§ **Excerpts from a dataset**:
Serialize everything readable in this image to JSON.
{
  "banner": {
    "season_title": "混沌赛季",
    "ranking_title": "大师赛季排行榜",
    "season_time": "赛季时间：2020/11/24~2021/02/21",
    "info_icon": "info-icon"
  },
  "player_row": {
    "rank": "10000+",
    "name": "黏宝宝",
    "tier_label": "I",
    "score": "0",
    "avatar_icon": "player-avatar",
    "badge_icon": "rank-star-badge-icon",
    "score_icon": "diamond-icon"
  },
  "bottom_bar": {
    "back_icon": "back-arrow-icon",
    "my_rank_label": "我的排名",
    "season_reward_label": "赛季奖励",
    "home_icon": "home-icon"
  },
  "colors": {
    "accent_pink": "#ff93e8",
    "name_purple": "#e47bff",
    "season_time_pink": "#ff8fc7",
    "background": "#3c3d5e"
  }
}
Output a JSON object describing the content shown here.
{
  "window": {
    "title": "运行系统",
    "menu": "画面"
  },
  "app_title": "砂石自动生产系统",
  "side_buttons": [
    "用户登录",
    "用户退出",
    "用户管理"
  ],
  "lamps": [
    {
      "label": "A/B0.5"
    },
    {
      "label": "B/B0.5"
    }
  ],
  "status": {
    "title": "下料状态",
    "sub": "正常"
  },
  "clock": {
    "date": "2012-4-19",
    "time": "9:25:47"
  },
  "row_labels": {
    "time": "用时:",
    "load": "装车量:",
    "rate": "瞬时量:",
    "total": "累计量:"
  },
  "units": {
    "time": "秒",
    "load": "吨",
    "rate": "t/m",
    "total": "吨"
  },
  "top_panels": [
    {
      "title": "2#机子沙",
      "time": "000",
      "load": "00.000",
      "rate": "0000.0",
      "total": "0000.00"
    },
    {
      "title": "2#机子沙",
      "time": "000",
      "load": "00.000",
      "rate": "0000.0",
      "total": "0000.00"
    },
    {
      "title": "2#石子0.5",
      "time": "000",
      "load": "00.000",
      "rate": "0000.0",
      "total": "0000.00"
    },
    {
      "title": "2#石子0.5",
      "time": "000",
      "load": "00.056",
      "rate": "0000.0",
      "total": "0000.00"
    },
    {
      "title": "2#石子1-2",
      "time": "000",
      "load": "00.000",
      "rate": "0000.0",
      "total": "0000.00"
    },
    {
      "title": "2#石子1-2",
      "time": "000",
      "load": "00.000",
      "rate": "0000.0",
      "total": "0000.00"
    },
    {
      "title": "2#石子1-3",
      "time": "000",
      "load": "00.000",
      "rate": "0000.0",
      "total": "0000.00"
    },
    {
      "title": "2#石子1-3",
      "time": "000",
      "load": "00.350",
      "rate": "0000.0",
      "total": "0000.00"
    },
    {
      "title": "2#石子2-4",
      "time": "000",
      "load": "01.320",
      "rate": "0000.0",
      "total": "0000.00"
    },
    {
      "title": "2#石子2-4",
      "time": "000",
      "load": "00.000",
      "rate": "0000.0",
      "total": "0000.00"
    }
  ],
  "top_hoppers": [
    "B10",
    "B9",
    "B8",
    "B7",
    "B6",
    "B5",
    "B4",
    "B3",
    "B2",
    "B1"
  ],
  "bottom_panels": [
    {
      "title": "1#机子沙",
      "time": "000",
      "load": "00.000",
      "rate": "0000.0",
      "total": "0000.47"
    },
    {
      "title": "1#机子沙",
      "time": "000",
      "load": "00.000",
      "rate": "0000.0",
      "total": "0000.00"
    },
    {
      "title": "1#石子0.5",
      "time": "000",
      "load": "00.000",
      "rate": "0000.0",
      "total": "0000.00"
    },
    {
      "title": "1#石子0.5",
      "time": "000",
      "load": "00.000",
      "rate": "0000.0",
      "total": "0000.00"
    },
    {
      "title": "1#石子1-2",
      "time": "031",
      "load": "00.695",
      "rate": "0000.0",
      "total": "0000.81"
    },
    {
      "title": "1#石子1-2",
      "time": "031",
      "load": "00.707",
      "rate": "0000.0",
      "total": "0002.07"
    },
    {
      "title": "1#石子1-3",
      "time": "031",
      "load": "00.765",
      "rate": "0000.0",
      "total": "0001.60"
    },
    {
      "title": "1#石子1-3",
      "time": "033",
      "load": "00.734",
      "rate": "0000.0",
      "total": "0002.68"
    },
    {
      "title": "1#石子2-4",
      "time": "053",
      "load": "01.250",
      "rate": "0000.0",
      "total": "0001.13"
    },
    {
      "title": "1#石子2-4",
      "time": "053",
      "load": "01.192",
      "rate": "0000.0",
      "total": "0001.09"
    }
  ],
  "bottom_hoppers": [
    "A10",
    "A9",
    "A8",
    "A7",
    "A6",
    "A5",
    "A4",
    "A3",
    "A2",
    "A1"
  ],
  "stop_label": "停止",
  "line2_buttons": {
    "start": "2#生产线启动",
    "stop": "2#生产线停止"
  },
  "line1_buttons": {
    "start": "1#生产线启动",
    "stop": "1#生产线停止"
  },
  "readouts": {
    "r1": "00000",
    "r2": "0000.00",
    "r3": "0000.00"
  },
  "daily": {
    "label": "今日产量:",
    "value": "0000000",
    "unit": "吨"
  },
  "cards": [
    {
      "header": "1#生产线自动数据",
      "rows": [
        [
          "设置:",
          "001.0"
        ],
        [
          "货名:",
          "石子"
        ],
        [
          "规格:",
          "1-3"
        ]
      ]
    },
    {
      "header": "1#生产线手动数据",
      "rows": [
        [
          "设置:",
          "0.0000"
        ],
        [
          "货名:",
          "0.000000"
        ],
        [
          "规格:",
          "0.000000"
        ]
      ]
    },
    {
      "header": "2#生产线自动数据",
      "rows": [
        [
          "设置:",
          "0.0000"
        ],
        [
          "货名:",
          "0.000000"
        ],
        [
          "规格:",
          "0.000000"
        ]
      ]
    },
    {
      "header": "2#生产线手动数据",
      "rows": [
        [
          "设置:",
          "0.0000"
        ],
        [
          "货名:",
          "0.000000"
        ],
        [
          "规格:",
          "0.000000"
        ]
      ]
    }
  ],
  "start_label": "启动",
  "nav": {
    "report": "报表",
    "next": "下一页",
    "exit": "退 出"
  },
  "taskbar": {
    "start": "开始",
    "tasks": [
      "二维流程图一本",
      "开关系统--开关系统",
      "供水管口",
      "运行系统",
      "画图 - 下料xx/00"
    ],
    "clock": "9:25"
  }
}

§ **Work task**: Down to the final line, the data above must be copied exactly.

§ **Output**:
Serialize everything readable in this image to JSON.
{
  "banner": {
    "season_title": "混沌赛季",
    "ranking_title": "大师赛季排行榜",
    "season_time": "赛季时间：2020/11/24~2021/02/21",
    "info_icon": "info-icon"
  },
  "player_row": {
    "rank": "10000+",
    "name": "黏宝宝",
    "tier_label": "I",
    "score": "0",
    "avatar_icon": "player-avatar",
    "badge_icon": "rank-star-badge-icon",
    "score_icon": "diamond-icon"
  },
  "bottom_bar": {
    "back_icon": "back-arrow-icon",
    "my_rank_label": "我的排名",
    "season_reward_label": "赛季奖励",
    "home_icon": "home-icon"
  },
  "colors": {
    "accent_pink": "#ff93e8",
    "name_purple": "#e47bff",
    "season_time_pink": "#ff8fc7",
    "background": "#3c3d5e"
  }
}
Output a JSON object describing the content shown here.
{
  "window": {
    "title": "运行系统",
    "menu": "画面"
  },
  "app_title": "砂石自动生产系统",
  "side_buttons": [
    "用户登录",
    "用户退出",
    "用户管理"
  ],
  "lamps": [
    {
      "label": "A/B0.5"
    },
    {
      "label": "B/B0.5"
    }
  ],
  "status": {
    "title": "下料状态",
    "sub": "正常"
  },
  "clock": {
    "date": "2012-4-19",
    "time": "9:25:47"
  },
  "row_labels": {
    "time": "用时:",
    "load": "装车量:",
    "rate": "瞬时量:",
    "total": "累计量:"
  },
  "units": {
    "time": "秒",
    "load": "吨",
    "rate": "t/m",
    "total": "吨"
  },
  "top_panels": [
    {
      "title": "2#机子沙",
      "time": "000",
      "load": "00.000",
      "rate": "0000.0",
      "total": "0000.00"
    },
    {
      "title": "2#机子沙",
      "time": "000",
      "load": "00.000",
      "rate": "0000.0",
      "total": "0000.00"
    },
    {
      "title": "2#石子0.5",
      "time": "000",
      "load": "00.000",
      "rate": "0000.0",
      "total": "0000.00"
    },
    {
      "title": "2#石子0.5",
      "time": "000",
      "load": "00.056",
      "rate": "0000.0",
      "total": "0000.00"
    },
    {
      "title": "2#石子1-2",
      "time": "000",
      "load": "00.000",
      "rate": "0000.0",
      "total": "0000.00"
    },
    {
      "title": "2#石子1-2",
      "time": "000",
      "load": "00.000",
      "rate": "0000.0",
      "total": "0000.00"
    },
    {
      "title": "2#石子1-3",
      "time": "000",
      "load": "00.000",
      "rate": "0000.0",
      "total": "0000.00"
    },
    {
      "title": "2#石子1-3",
      "time": "000",
      "load": "00.350",
      "rate": "0000.0",
      "total": "0000.00"
    },
    {
      "title": "2#石子2-4",
      "time": "000",
      "load": "01.320",
      "rate": "0000.0",
      "total": "0000.00"
    },
    {
      "title": "2#石子2-4",
      "time": "000",
      "load": "00.000",
      "rate": "0000.0",
      "total": "0000.00"
    }
  ],
  "top_hoppers": [
    "B10",
    "B9",
    "B8",
    "B7",
    "B6",
    "B5",
    "B4",
    "B3",
    "B2",
    "B1"
  ],
  "bottom_panels": [
    {
      "title": "1#机子沙",
      "time": "000",
      "load": "00.000",
      "rate": "0000.0",
      "total": "0000.47"
    },
    {
      "title": "1#机子沙",
      "time": "000",
      "load": "00.000",
      "rate": "0000.0",
      "total": "0000.00"
    },
    {
      "title": "1#石子0.5",
      "time": "000",
      "load": "00.000",
      "rate": "0000.0",
      "total": "0000.00"
    },
    {
      "title": "1#石子0.5",
      "time": "000",
      "load": "00.000",
      "rate": "0000.0",
      "total": "0000.00"
    },
    {
      "title": "1#石子1-2",
      "time": "031",
      "load": "00.695",
      "rate": "0000.0",
      "total": "0000.81"
    },
    {
      "title": "1#石子1-2",
      "time": "031",
      "load": "00.707",
      "rate": "0000.0",
      "total": "0002.07"
    },
    {
      "title": "1#石子1-3",
      "time": "031",
      "load": "00.765",
      "rate": "0000.0",
      "total": "0001.60"
    },
    {
      "title": "1#石子1-3",
      "time": "033",
      "load": "00.734",
      "rate": "0000.0",
      "total": "0002.68"
    },
    {
      "title": "1#石子2-4",
      "time": "053",
      "load": "01.250",
      "rate": "0000.0",
      "total": "0001.13"
    },
    {
      "title": "1#石子2-4",
      "time": "053",
      "load": "01.192",
      "rate": "0000.0",
      "total": "0001.09"
    }
  ],
  "bottom_hoppers": [
    "A10",
    "A9",
    "A8",
    "A7",
    "A6",
    "A5",
    "A4",
    "A3",
    "A2",
    "A1"
  ],
  "stop_label": "停止",
  "line2_buttons": {
    "start": "2#生产线启动",
    "stop": "2#生产线停止"
  },
  "line1_buttons": {
    "start": "1#生产线启动",
    "stop": "1#生产线停止"
  },
  "readouts": {
    "r1": "00000",
    "r2": "0000.00",
    "r3": "0000.00"
  },
  "daily": {
    "label": "今日产量:",
    "value": "0000000",
    "unit": "吨"
  },
  "cards": [
    {
      "header": "1#生产线自动数据",
      "rows": [
        [
          "设置:",
          "001.0"
        ],
        [
          "货名:",
          "石子"
        ],
        [
          "规格:",
          "1-3"
        ]
      ]
    },
    {
      "header": "1#生产线手动数据",
      "rows": [
        [
          "设置:",
          "0.0000"
        ],
        [
          "货名:",
          "0.000000"
        ],
        [
          "规格:",
          "0.000000"
        ]
      ]
    },
    {
      "header": "2#生产线自动数据",
      "rows": [
        [
          "设置:",
          "0.0000"
        ],
        [
          "货名:",
          "0.000000"
        ],
        [
          "规格:",
          "0.000000"
        ]
      ]
    },
    {
      "header": "2#生产线手动数据",
      "rows": [
        [
          "设置:",
          "0.0000"
        ],
        [
          "货名:",
          "0.000000"
        ],
        [
          "规格:",
          "0.000000"
        ]
      ]
    }
  ],
  "start_label": "启动",
  "nav": {
    "report": "报表",
    "next": "下一页",
    "exit": "退 出"
  },
  "taskbar": {
    "start": "开始",
    "tasks": [
      "二维流程图一本",
      "开关系统--开关系统",
      "供水管口",
      "运行系统",
      "画图 - 下料xx/00"
    ],
    "clock": "9:25"
  }
}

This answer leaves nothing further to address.